Kask makes a pretty bold weight claim of 750g (M) for the Defender, but our medium test lid came in significantly heavier at 844g. Still that is lightweight for such a stiff and secure feeling, DH-ready full-face helmet. But we just can’t help but wonder why they wouldn’t make a more realistic claim. Surely there is some variation from one helmet to the next, but I suspect that the weight claim was based on a preproduction helmet, or like the case we saw with the Endura MT500 full-face… a weight claim before padding was added.
Enduro Riding Impressions with the new Kask Defender
We’ve been test riding the Defender off-and-on for the last month, using it for winter overkill as an enduro or aggressive trail riding helmet, due to the fact that bike parks are still in skiing mode near us. That means it’s gotten a fair bit of wet & cold trail riding, but no bike park action or proper hot weather riding, but it did include more pedaling and even climbing than it would ever get in the summer months.

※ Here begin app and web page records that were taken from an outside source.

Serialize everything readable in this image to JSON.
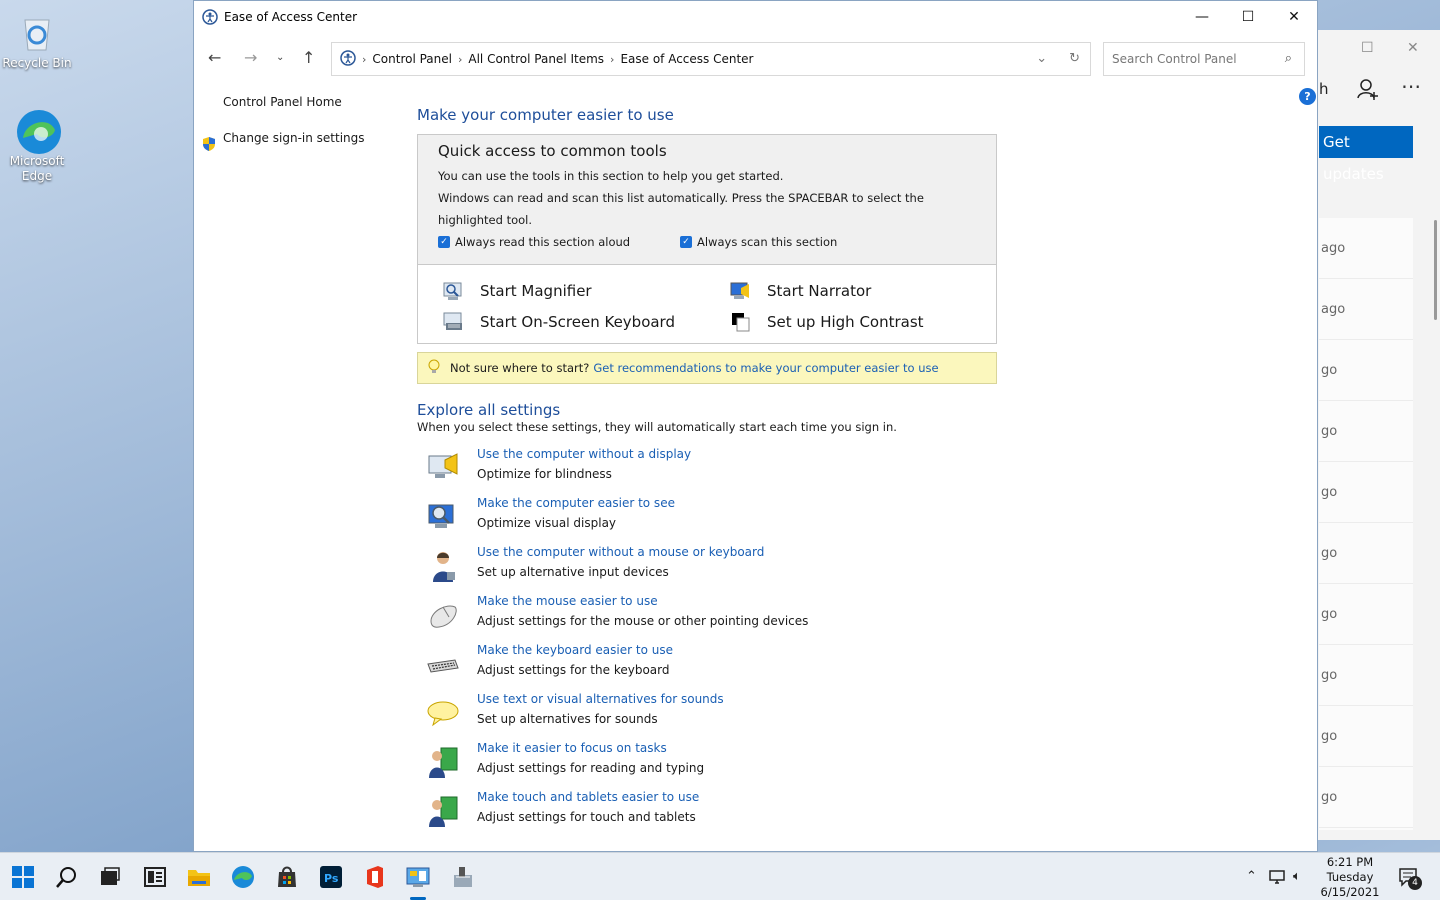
{
  "desktop": {
    "icons": [
      {
        "label": "Recycle Bin"
      },
      {
        "label": "Microsoft Edge"
      }
    ]
  },
  "background_window": {
    "partial_heading": "h",
    "update_button": "Get updates",
    "rows": [
      "ago",
      "ago",
      "go",
      "go",
      "go",
      "go",
      "go",
      "go",
      "go",
      "go"
    ]
  },
  "window": {
    "title": "Ease of Access Center",
    "breadcrumb": [
      "Control Panel",
      "All Control Panel Items",
      "Ease of Access Center"
    ],
    "search_placeholder": "Search Control Panel"
  },
  "sidebar": {
    "home": "Control Panel Home",
    "signin": "Change sign-in settings"
  },
  "main": {
    "heading": "Make your computer easier to use",
    "quick": {
      "title": "Quick access to common tools",
      "line1": "You can use the tools in this section to help you get started.",
      "line2": "Windows can read and scan this list automatically.  Press the SPACEBAR to select the highlighted tool.",
      "check1": "Always read this section aloud",
      "check2": "Always scan this section",
      "tools": [
        "Start Magnifier",
        "Start Narrator",
        "Start On-Screen Keyboard",
        "Set up High Contrast"
      ]
    },
    "tip": {
      "prefix": "Not sure where to start?",
      "link": "Get recommendations to make your computer easier to use"
    },
    "explore_title": "Explore all settings",
    "explore_sub": "When you select these settings, they will automatically start each time you sign in.",
    "settings": [
      {
        "link": "Use the computer without a display",
        "desc": "Optimize for blindness",
        "icon": "monitor-speaker-icon"
      },
      {
        "link": "Make the computer easier to see",
        "desc": "Optimize visual display",
        "icon": "monitor-magnifier-icon"
      },
      {
        "link": "Use the computer without a mouse or keyboard",
        "desc": "Set up alternative input devices",
        "icon": "person-icon"
      },
      {
        "link": "Make the mouse easier to use",
        "desc": "Adjust settings for the mouse or other pointing devices",
        "icon": "mouse-icon"
      },
      {
        "link": "Make the keyboard easier to use",
        "desc": "Adjust settings for the keyboard",
        "icon": "keyboard-icon"
      },
      {
        "link": "Use text or visual alternatives for sounds",
        "desc": "Set up alternatives for sounds",
        "icon": "speech-bubble-icon"
      },
      {
        "link": "Make it easier to focus on tasks",
        "desc": "Adjust settings for reading and typing",
        "icon": "users-icon"
      },
      {
        "link": "Make touch and tablets easier to use",
        "desc": "Adjust settings for touch and tablets",
        "icon": "users-tablet-icon"
      }
    ]
  },
  "taskbar": {
    "time": "6:21 PM",
    "day": "Tuesday",
    "date": "6/15/2021",
    "notifications": "4"
  }
}
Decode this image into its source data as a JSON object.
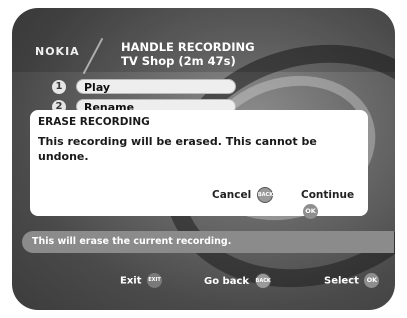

Ventilation through the many small ports is noticeable (and on par with other premium vented full-face helmets), letting the biting cold winter air through. But like most DH-certified helmets, the Defender is one you will really want to wear only for gravity-fueled riding and racing in warm weather. Strap it onto your back for the enduro transfer climbs, and you will however appreciate how light it is.
The Defender has a quick-release lever adjustable peak / visor that can move up and down about 2cm. This riding pic shows it in the down position, while the closer up photo above has it up. The difference isn’t huge, but it is just enough to slide goggles up when riding or taking the helmet off without needing to totally remove them (see the photo hanging on the bar below.) Other than just a bit of adjustable sun shading, visibility is good with a large & wide helmet opening.
Almost all of our winter ride testing has paired the Defender with Edge goggles from Kask’s optics brand Koo, so the fit was unsurprisingly tidy, again with great visibility. Other goggles should work well too, with space that should fit even the largest goggles.
The narrow fit range is probably the trickiest element in choosing the Kask Defender. My head measures 58.5cm putting me on the edge of the size range. Veronika, on the other hand is below eve the S size range so couldn’t wear the Defender on technical terrain, as it wouldn’t stay in place.
Personally, squeezing into the close fitting size M felt like it was too tight at first, but once on, the fit was comfortable & secure. Still, I wonder if I would be more comfortable sizing up. For sure, when you are buying a helmet at this price point, I would recommend trying it on before you buy, or at minimum ordering it from a company that will accept a return if you are not satisfied with the fit.
Kask Defender – Pricing & availability
The Defender is a premium lightweight carbon full-face, and with that comes matching premium price. The Kask Defender sells for $500 / 500€, and includes a nicely fitted & vented storage bag that protects your fancy carbon helmet from getting scuffed in transit, while still letting your sweaty helmet breathe. The Defender is CE/EN certified, meeting ASTM standards for DH racing.
The Defender comes in four different color options. Our test helmet is the lime version that maybe is harder to match to a lot of our riding kit (or my nice, red strapped KOO Edge goggles), although winter riding paired it with Veronika’s softshell pants. But there is also a properly stealth black/grey option, a black/red/orange and a red/white/blue version – all available now from Kask dealers.